[Exercise materials — start]

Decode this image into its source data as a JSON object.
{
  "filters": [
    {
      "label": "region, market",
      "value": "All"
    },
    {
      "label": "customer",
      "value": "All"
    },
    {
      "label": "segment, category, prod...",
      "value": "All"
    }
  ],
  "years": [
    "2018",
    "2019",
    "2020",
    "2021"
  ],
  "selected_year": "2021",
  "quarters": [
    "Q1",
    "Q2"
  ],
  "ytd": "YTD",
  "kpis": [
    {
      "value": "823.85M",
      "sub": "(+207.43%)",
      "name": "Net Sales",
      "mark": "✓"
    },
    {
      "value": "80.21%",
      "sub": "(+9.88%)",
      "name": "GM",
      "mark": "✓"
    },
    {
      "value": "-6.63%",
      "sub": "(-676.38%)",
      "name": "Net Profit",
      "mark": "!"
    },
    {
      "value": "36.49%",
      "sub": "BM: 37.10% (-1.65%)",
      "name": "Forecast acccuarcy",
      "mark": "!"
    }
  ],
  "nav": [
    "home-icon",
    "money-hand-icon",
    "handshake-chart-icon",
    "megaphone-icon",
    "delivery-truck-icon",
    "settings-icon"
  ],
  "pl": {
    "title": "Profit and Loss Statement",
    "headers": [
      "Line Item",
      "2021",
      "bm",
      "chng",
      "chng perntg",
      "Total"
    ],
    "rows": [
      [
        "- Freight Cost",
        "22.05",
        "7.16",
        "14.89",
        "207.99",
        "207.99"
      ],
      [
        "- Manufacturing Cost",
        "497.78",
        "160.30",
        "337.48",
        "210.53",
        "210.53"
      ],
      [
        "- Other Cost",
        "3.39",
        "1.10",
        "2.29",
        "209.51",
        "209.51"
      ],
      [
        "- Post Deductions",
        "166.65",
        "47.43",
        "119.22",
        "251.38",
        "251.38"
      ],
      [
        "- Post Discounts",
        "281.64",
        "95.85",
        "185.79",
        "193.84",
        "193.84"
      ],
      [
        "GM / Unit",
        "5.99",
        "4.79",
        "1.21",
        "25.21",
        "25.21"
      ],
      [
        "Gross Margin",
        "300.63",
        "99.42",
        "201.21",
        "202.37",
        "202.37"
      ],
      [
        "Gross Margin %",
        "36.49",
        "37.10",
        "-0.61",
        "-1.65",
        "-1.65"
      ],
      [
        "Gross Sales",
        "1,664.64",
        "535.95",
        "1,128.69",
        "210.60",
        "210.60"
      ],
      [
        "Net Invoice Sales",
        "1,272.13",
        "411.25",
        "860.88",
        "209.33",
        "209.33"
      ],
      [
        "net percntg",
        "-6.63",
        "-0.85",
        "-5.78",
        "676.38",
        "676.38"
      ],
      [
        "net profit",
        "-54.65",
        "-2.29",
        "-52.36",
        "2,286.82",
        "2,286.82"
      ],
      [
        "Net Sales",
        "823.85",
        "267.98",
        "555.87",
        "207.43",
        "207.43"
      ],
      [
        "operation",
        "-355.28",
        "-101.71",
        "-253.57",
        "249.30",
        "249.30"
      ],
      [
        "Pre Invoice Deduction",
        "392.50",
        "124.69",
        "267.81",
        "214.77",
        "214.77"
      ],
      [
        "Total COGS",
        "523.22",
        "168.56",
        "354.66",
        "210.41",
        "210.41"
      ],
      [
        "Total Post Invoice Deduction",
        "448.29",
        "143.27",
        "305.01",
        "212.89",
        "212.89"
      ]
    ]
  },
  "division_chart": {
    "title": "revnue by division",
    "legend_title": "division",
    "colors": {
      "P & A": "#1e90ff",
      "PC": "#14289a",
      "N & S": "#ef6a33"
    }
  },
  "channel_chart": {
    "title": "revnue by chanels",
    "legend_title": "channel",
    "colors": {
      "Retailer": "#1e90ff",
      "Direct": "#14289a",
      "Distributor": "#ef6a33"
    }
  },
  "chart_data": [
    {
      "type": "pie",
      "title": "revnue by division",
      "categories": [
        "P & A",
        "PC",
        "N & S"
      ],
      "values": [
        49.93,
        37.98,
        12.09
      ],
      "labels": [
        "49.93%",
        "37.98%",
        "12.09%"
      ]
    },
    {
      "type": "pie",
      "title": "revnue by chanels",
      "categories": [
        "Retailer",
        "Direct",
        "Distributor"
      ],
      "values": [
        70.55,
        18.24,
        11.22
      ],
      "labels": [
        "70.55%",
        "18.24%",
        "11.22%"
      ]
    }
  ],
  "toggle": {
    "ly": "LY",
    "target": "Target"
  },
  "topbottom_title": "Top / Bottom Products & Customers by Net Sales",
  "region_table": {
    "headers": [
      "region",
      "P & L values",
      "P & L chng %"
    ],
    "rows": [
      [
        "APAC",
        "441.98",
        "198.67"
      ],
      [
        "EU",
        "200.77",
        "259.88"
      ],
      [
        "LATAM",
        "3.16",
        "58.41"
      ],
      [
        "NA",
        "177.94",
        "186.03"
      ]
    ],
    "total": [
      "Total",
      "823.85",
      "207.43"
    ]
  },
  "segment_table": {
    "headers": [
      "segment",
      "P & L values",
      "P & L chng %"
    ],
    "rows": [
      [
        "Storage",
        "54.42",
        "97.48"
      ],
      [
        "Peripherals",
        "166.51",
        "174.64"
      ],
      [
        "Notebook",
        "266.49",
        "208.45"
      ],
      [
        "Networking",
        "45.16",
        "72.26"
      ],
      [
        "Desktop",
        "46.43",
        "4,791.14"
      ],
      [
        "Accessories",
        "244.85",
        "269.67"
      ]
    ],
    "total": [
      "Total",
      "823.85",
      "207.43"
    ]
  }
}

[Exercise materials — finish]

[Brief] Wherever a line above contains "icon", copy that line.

[Answer section]
    "home-icon",
    "money-hand-icon",
    "handshake-chart-icon",
    "megaphone-icon",
    "delivery-truck-icon",
    "settings-icon"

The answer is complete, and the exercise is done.